_Element data from apps and pages_.
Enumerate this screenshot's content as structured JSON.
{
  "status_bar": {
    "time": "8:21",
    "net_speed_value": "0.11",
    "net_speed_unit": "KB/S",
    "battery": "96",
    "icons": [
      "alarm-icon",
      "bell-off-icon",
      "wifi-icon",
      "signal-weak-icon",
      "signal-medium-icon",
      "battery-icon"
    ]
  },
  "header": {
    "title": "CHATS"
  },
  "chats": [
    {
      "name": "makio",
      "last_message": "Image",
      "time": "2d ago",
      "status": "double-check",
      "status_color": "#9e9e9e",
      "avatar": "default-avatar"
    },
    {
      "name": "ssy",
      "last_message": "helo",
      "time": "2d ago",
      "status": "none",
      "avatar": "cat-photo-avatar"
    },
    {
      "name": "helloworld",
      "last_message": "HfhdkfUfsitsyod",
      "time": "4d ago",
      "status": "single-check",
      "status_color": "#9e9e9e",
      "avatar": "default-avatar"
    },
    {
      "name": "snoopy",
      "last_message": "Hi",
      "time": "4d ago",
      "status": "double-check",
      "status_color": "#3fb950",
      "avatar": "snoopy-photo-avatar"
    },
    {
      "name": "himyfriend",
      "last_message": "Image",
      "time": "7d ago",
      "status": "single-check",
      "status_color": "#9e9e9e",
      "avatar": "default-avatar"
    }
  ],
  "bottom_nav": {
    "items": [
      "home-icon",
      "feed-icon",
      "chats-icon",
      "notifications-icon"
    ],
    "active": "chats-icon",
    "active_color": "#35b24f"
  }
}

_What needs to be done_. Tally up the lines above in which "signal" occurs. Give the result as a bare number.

_Written answer_. 2